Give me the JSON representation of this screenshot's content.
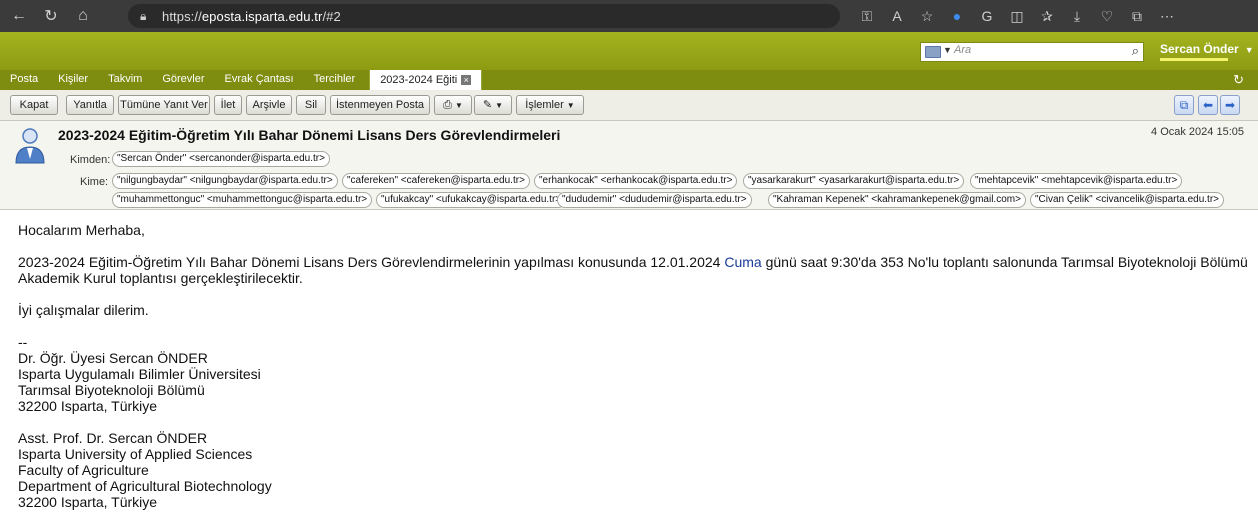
{
  "browser": {
    "url_prefix": "https://",
    "url_host": "eposta.isparta.edu.tr",
    "url_path": "/#2"
  },
  "header": {
    "search_placeholder": "Ara",
    "user_name": "Sercan Önder"
  },
  "tabs": [
    {
      "label": "Posta"
    },
    {
      "label": "Kişiler"
    },
    {
      "label": "Takvim"
    },
    {
      "label": "Görevler"
    },
    {
      "label": "Evrak Çantası"
    },
    {
      "label": "Tercihler"
    },
    {
      "label": "2023-2024 Eğiti"
    }
  ],
  "toolbar": {
    "close": "Kapat",
    "reply": "Yanıtla",
    "reply_all": "Tümüne Yanıt Ver",
    "forward": "İlet",
    "archive": "Arşivle",
    "delete": "Sil",
    "spam": "İstenmeyen Posta",
    "actions": "İşlemler"
  },
  "message": {
    "subject": "2023-2024 Eğitim-Öğretim Yılı Bahar Dönemi Lisans Ders Görevlendirmeleri",
    "date": "4 Ocak 2024 15:05",
    "from_label": "Kimden:",
    "from": "\"Sercan Önder\" <sercanonder@isparta.edu.tr>",
    "to_label": "Kime:",
    "to": [
      "\"nilgungbaydar\" <nilgungbaydar@isparta.edu.tr>",
      "\"cafereken\" <cafereken@isparta.edu.tr>",
      "\"erhankocak\" <erhankocak@isparta.edu.tr>",
      "\"yasarkarakurt\" <yasarkarakurt@isparta.edu.tr>",
      "\"mehtapcevik\" <mehtapcevik@isparta.edu.tr>",
      "\"muhammettonguc\" <muhammettonguc@isparta.edu.tr>",
      "\"ufukakcay\" <ufukakcay@isparta.edu.tr>",
      "\"dududemir\" <dududemir@isparta.edu.tr>",
      "\"Kahraman Kepenek\" <kahramankepenek@gmail.com>",
      "\"Civan Çelik\" <civancelik@isparta.edu.tr>"
    ],
    "body": {
      "greeting": "Hocalarım Merhaba,",
      "para1_before": "2023-2024 Eğitim-Öğretim Yılı Bahar Dönemi Lisans Ders Görevlendirmelerinin yapılması konusunda 12.01.2024 ",
      "para1_link": "Cuma",
      "para1_after": " günü saat 9:30'da 353 No'lu toplantı salonunda Tarımsal Biyoteknoloji Bölümü",
      "para1_line2": "Akademik Kurul toplantısı gerçekleştirilecektir.",
      "closing": "İyi çalışmalar dilerim.",
      "sig_sep": "--",
      "sig_tr": [
        "Dr. Öğr. Üyesi Sercan ÖNDER",
        "Isparta Uygulamalı Bilimler Üniversitesi",
        "Tarımsal Biyoteknoloji Bölümü",
        "32200 Isparta, Türkiye"
      ],
      "sig_en": [
        "Asst. Prof. Dr. Sercan ÖNDER",
        "Isparta University of Applied Sciences",
        "Faculty of Agriculture",
        "Department of Agricultural Biotechnology",
        "32200 Isparta, Türkiye"
      ]
    }
  }
}
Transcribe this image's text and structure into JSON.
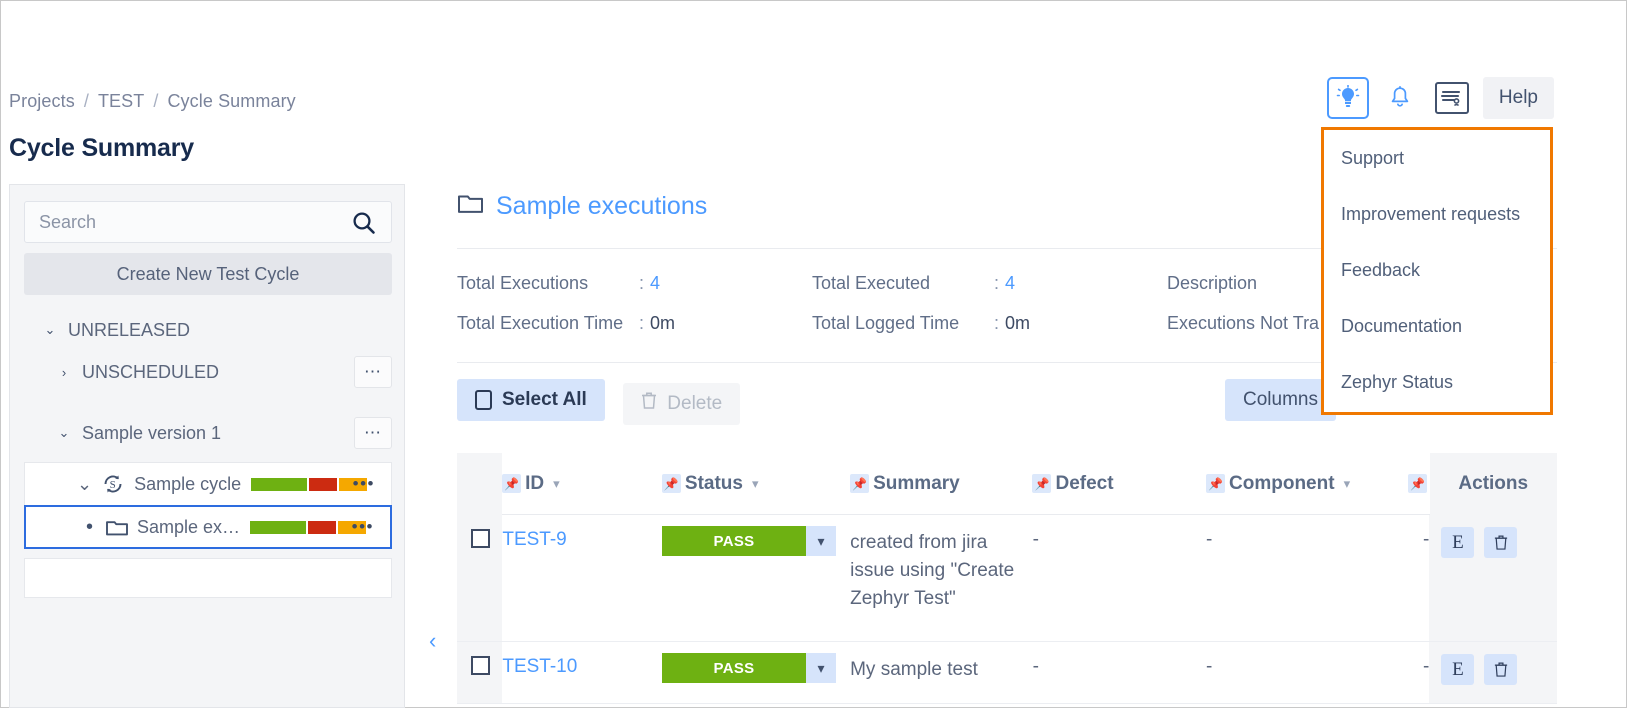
{
  "breadcrumb": {
    "items": [
      "Projects",
      "TEST",
      "Cycle Summary"
    ],
    "separator": "/"
  },
  "page": {
    "title": "Cycle Summary"
  },
  "topbar": {
    "tip_icon": "lightbulb-icon",
    "notification_icon": "bell-icon",
    "vision_icon": "accessibility-icon",
    "help_label": "Help"
  },
  "help_menu": {
    "border_color": "#f07800",
    "items": [
      "Support",
      "Improvement requests",
      "Feedback",
      "Documentation",
      "Zephyr Status"
    ]
  },
  "sidebar": {
    "search": {
      "placeholder": "Search",
      "value": "",
      "icon": "search-icon"
    },
    "create_button": "Create New Test Cycle",
    "tree": [
      {
        "label": "UNRELEASED",
        "caret": "⌄",
        "level": 0,
        "dots": false
      },
      {
        "label": "UNSCHEDULED",
        "caret": "›",
        "level": 1,
        "dots": true
      },
      {
        "label": "Sample version 1",
        "caret": "⌄",
        "level": 1,
        "dots": true
      }
    ],
    "cycle": {
      "label": "Sample cycle",
      "caret": "⌄",
      "icon": "cycle-icon",
      "dots": "•••"
    },
    "folder": {
      "label": "Sample ex…",
      "bullet": "•",
      "icon": "folder-icon",
      "dots": "•••",
      "selected": true
    },
    "progress_colors": {
      "pass": "#6eb112",
      "fail": "#cc2b11",
      "wip": "#f5a800"
    },
    "progress_widths": [
      56,
      28,
      28
    ]
  },
  "main": {
    "folder_icon": "folder-icon",
    "folder_title": "Sample executions",
    "summary": [
      [
        {
          "label": "Total Executions",
          "colon": ":",
          "value": "4",
          "accent": true
        },
        {
          "label": "Total Executed",
          "colon": ":",
          "value": "4",
          "accent": true
        },
        {
          "label": "Description",
          "colon": "",
          "value": "",
          "accent": false
        }
      ],
      [
        {
          "label": "Total Execution Time",
          "colon": ":",
          "value": "0m",
          "accent": false
        },
        {
          "label": "Total Logged Time",
          "colon": ":",
          "value": "0m",
          "accent": false
        },
        {
          "label": "Executions Not Tra",
          "colon": "",
          "value": "",
          "accent": false
        }
      ]
    ],
    "toolbar": {
      "select_all_label": "Select All",
      "select_all_icon": "checkbox-icon",
      "delete_label": "Delete",
      "delete_icon": "trash-icon",
      "columns_label": "Columns"
    },
    "table": {
      "pin_icon": "pin-icon",
      "columns": [
        {
          "key": "chk",
          "label": "",
          "pin": false,
          "caret": false
        },
        {
          "key": "id",
          "label": "ID",
          "pin": true,
          "caret": true
        },
        {
          "key": "status",
          "label": "Status",
          "pin": true,
          "caret": true
        },
        {
          "key": "sum",
          "label": "Summary",
          "pin": true,
          "caret": false
        },
        {
          "key": "def",
          "label": "Defect",
          "pin": true,
          "caret": false
        },
        {
          "key": "comp",
          "label": "Component",
          "pin": true,
          "caret": true
        },
        {
          "key": "act",
          "label": "Actions",
          "pin": true,
          "caret": false
        }
      ],
      "rows": [
        {
          "checked": false,
          "id": "TEST-9",
          "status": "PASS",
          "status_color": "#6eb112",
          "summary": "created from jira issue using \"Create Zephyr Test\"",
          "defect": "-",
          "component": "-",
          "actions": {
            "edit": "E",
            "delete": "trash-icon"
          }
        },
        {
          "checked": false,
          "id": "TEST-10",
          "status": "PASS",
          "status_color": "#6eb112",
          "summary": "My sample test",
          "defect": "-",
          "component": "-",
          "actions": {
            "edit": "E",
            "delete": "trash-icon"
          }
        }
      ]
    },
    "collapse_handle": "‹"
  }
}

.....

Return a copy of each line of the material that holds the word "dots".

* [Solution]
        "dots": false
        "dots": true
        "dots": true
      "dots": "•••"
      "dots": "•••",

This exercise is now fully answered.